By Robert K. Wilcox:


                      I’ve read a few of the reviews of the History Channel’s first episode of The Bible series that debuted last night. They are not good. My web host, AOL, doesn’t even talk about it, although that’s not unexpected. AOL/Huffpost are Left secular.

                      Well I watched it last night and I thought it was terrific.

                      I came in a little late and don’t know if they started with Adam & Eve, but when I entered it was just before Abraham almost had to offer his son Issac as a sacrifice. The buildup and climax were powerful and moving. I’m a father. What a nightmare that must have been. They showed it. And what a joy it was when God provided the lamb and Abraham, knife atop his son, was given the reprieve.


                      The point of that Biblical story is strong faith, always relevant. Abraham had such faith that he would have given his son for God. That’s inconceivable today. But the God of Abraham was tough. Christians can rejoice that He actually did what he’d asked of Abraham and gave his own son. But then He resurrected him, which gives new meaning to the Old Testament story. Death, where is thy sting? Those who have the faith of Abraham can actually believe they will see their loved ones again. In general, faith can move mountains. Ghandi beat the British with it. Martin Luther King bested segregation with faith.

                      I heard the producers of the show a few days prior to its airing. The reporter interviewing them asked, “You don’t actually believe the Bible is literally true?” Without batting an eye, one of them said yes. And that was how they were going to present it in the series. In my opinion that’s the right call. It works perfectly.

                      We live today in a world in which the granddaddy science, physics, says matter, such as an electron, can be in two places at the same time. That’s impossible. But the Quantum Mechanics says it’s true. So why can’t the Bible be true? Archeology is continually finding proofs of its truths. Not only do the Ten Commandments show the way to live a happy, prosperous life but, for instance, the Israelis used the Bible for strategy and to find waterholes in the Six Day War.

                      There’s always room for interpretation – exactly what are the time frames, how did the Dead Sea part? But I remember my mother saying, there’s a man who will give a million dollars to anyone who can prove the Bible false. No one ever got the money. You can believe it’s false. But prove it? That’s a different matter.


                      So portraying it as written is, in my mind, the right decision. I certainly don’t want to see some modern interpretation. Watered down religion doesn’t work. I heard a news cast today. The cardinals meeting in Rome to elect a new Pope were, among other things, concerned with making the Church relevant. Cringe. They’re going to take 2000 to 4000 years of knowledge, history, belief, martyrdom and general blood, sweat and tears throughout the ages and make it relevant? What’s not relevant? In The Bible series we see the same dilemmas human beings have been faced with since Adam and Eve – hate, revenge, jealousy, excess, murder. Need I continue?  Are we going to have hip-hop sermons to solve them?

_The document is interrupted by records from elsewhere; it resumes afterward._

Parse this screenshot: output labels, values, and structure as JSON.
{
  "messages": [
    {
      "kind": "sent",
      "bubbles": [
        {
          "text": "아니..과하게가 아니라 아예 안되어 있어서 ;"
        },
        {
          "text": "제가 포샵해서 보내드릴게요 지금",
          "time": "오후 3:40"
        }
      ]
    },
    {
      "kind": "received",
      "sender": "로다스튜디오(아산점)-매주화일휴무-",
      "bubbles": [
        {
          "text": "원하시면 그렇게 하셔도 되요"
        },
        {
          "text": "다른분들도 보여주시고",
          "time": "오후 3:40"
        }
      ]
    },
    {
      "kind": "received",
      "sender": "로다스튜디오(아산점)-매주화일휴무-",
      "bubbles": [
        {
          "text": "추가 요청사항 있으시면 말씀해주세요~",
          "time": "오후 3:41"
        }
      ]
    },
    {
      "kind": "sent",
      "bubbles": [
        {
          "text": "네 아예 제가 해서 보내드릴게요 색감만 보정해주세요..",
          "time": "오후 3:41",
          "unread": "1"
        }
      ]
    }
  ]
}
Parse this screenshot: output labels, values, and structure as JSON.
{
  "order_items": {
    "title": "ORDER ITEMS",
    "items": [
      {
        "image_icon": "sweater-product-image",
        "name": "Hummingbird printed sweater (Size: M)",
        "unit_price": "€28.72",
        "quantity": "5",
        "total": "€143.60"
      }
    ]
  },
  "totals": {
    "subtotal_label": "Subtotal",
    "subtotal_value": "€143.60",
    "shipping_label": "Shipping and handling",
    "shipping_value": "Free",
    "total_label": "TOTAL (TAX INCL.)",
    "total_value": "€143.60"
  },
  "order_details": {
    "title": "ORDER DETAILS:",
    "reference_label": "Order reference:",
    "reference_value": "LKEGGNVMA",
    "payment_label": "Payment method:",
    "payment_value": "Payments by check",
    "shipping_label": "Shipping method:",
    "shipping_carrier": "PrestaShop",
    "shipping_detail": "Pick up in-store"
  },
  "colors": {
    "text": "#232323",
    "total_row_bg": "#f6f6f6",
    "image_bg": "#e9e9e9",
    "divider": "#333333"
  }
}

                      The series did take some license by dressing the male angels who visited Lot in Roman breast plate and giving them ninja fighting skills as they fought the men of Sodom who wanted to sodomize them. But they also were politically correct in not identifying exactly what the men wanted to do as the Bible does. My Living Bible quotes the shouting crowd as demanding of Lot, “Bring out those men to us so we can rape them.”

                      Regardless, the series is well worth watching, strong, true, and moving. I read a reviewer who said he wouldn’t let his children see it. It was too violent, among other things. Well, the world is violent. The key there, in my opinion, is be there to answer your child’s questions. That’s how you fight violence and most of society’s ills – loving family. The world is full of bad things. The Bible addresses them. Based on the opening episodes, I highly recommend it.